I won't fully review the Civic Orchestra of Chicago performance, since I have too many friends in the orchestra. Needless to say, it was really excellent playing under the direction of David Robertson. Remember what I was saying, only five weeks ago, about programming Webern? Robertson really nailed this one (Edit: According to Andrew Patner, in the comments, Boulez programmed the concert in discussion with Robertson) . He situated the two "difficult" Webern works (5 Pieces op. 10, and 6 Pieces op. 6) between earlier music emphasizing the Second Viennese School's breakdown of tonality. By opening with the Passacaglia, Robertson introduced the listener to the Brahmsian, late-Romantic Webern. Most conductors, with Webern, do either-or. They program just early stuff, like the Passacaglia or Im Sommerwind, or only the atonal works (as in San Francisco). Instead, Robertson created a natural progression, even evolution, from Webern to Webern to Mahler (the Adagio from the Tenth Symphony). Placed after the three Webern works, the Mahler resonated as both a modernist and sentimental work, echoing (or foreshadowing) the lyricism of the Passacaglia and the strangeness of the Stücke.
I read Andrew Patner's review of the concert in the Sun Times, and would like to respectfully disagree with a couple of his points. He gives the Chicago audience (and, indirectly, the Chicago Symphony) a bit too much credit. Yes, the classical audience in New York is probably the most conservative in any American metropolitan area. But are
One of the reasons subscribers storm out when Webern or Schoenberg appears on a program is because they have paid a lot of money to hear the concert---why would they then be subjected to music they didn't want to hear? But if what you came to see, the Mahler Adagio, was the last piece on in free performance, it's probably worth stomaching 20-odd minutes of Webern. And let's not forget that much of the Civic Orchestra audience consists of friends and family of the performers.
Mr. Patner also writes that Alan Gilbert introduced his Webern performance in New York with a spoken introduction, but doesn't mention that Boulez and Robertson spoke on stage for 15-20 minutes about the music to be performed (a fascinating and fun little conversation). And the audience wasn't exactly in "rapt silence," at least up in the gallery; I could barely hear the opening pizzicati of the Passacaglia because of people whispering all around me.

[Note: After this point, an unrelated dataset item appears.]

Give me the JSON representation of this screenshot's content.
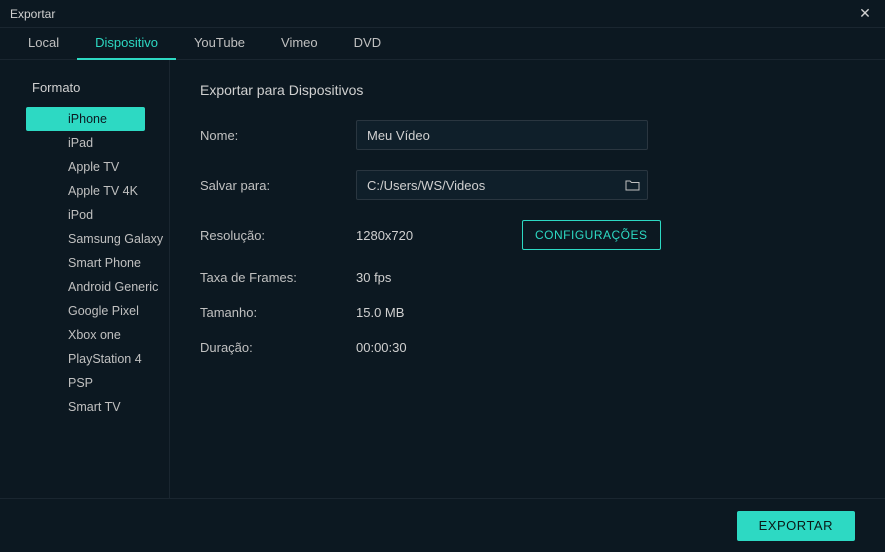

I am not saying that the Chicago audience is any better or worse than the one in New York. But to point to one concert as an excuse to vindicate the Chicago Symphony's programming over the past eighty years is a bit much. Chicago has been home to plenty of adventurous and not-so-adventurous programming. I don't think Haitink has conducted one piece by the Second Viennese School since he's been principal conductor, besides Webern's early, tonal Im Sommerwind (feel free to correct me if I'm wrong). Boulez's programs here, though excellently curated, have skewed towards the conservative side: early Stravinsky, Bartok, Debussy.
Alan Gilbert is making an enormous effort to refocus the ears of thousands of listeners in New York who were left behind by the Philharmonic for twenty years. Let's give him the credit he deserves, rather than chastising the orchestra as they make the first step into the twenty-first century. And I don't think a review of a training orchestra is the right place to focus on another city's faults. I would love for Mr. Patner, as well as John